She said NSW had already eased some restrictions during May, and needed time to observe the cumulative effects.

“We don’t want to have a spike in cases that exceeds what we can manage,” she said.

“I suspect by the end of June, life will feel much more normal than it does now and even during May, life will feel much more normal.”

Australia recorded just 21 new cases of coronavirus on Thursday. Fourteen of those were in Victoria, 13 of them linked to a worsening outbreak at a meat works in Melbourne’s west.

NSW had three new cases – two in staff at its biggest cluster, the Newmarch House aged-care home – while Queensland reported two cases and Tasmania and South Australia had just one.

australia coronavirus restrictions ease
NSW has already some lifted restrictions within recent days. Photo: AAP

The nation’s leaders are to meet again on Friday, to decide on a timeframe for relaxing virus control measures across the country. Last week, Prime Minister Scott Morrison flagged a post-coronavirus return to some activities – but warned other restrictions would be slower to ease.

The federal government has set July as a deadline for getting a million Australians back to work.

But Tasmanian Premier Peter Gutwein was also cautious about relaxing restrictions.

“Tomorrow, after National Cabinet I’ll be outlining Tasmania’s way forward, and the road map that we’ll be taking,” he said on Thursday.

“I do want to make the point … the rules to aged care will not change until Monday, and then we will have a process whereby we will transition to the national approach.”

Tasmania has barred visits to aged-care homes until at least May 15.

But the news was more positive for Queenslanders, with Health Minister Steven Miles announcing that families of up to five will be able to visit other families of a similar number from Sunday.

“It’s about two households coming together, and we don’t think that will increase risk,” he said.

“We can do that in Queensland because of the great job everyone’s been doing.”

In Western Australia, Health Minister Roger Cook announced an eighth day with no new coronavirus cases, but maintained state borders would remain shut.

“This government won’t compromise on the health and safety of its citizens,” he said.

“If we start to be casual and drop our guard, we risk undoing all of the great work that we have achieved as a community.”

The Northern Territory has already relaxed restrictions on parks, golf, fishing and swimming.

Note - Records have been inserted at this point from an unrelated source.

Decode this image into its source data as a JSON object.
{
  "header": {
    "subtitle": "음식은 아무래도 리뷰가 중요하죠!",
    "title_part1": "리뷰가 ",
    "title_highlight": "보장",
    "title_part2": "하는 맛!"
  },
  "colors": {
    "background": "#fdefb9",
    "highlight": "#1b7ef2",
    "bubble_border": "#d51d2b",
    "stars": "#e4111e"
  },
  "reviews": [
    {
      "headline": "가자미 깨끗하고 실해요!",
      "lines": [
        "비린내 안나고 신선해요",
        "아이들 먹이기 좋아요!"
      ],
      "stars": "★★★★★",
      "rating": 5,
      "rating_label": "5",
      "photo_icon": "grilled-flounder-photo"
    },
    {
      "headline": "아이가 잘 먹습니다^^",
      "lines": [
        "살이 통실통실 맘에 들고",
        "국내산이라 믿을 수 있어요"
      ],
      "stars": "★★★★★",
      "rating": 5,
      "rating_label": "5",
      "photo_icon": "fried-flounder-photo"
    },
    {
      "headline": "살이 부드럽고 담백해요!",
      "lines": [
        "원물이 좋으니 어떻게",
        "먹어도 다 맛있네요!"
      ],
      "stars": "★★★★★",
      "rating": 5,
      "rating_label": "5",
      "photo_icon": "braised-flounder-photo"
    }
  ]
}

Restaurants and bars are to reopen on May 15, followed later by other entertainment venues.

In South Australia, restrictions on funeral attendance and travel to regional areas are likely to be lifted soon. Playgrounds and skate parks have already reopened.

restrictions coronavirus australia
The COVID-19 outbreak at Cedar Meats is Victoria’s worst. Photo: Getty

Meat works cluster

The outbreak at Cedar Meats, in Melbourne’s west, had grown to 62 COVID-19 infections by Thursday morning, and remains Victoria’s worst cluster.

Mr Andrews said seven of the 13 new abattoir cases were in employees, the remainder were close contacts of workers.

The state government has been criticised for a tardy response to the outbreak, after the first positive test in a worker on April 2.

“I am very proud of the public health team in the response that they have provided to every positive case,” Mr Andrews said.

“This outbreak was singled out by Brendan Murphy, the chief medical officer of the Commonwealth, at National Cabinet as a model example of how to deal with an outbreak.”

newmarch house cluster grows
Newmarch House faced the threat of losing its licence over its handling of the deadly COVID-19 outbreak. Photo: Getty

Newmarch House appoints adviser

Two more staff at the coronavirus-hit Newmarch House have tested positive for COVID-19, with the operator of the western Sydney aged-care home warned it could lose its approved aged-care provider status.

Home operator Anglicare said on Thursday it would appoint an external adviser to help meet its regulatory obligations amid the devastating coronavirus toll.

It comes after the commission wrote to Anglicare on Wednesday, threatening to revoke its licence, arguing there was “an immediate and severe risk to the health, safety and wellbeing of care recipients” at Newmarch House.

Sixteen residents have so far died from the coronavirus at the Caddens facility. Dozens more residents and staff are infected.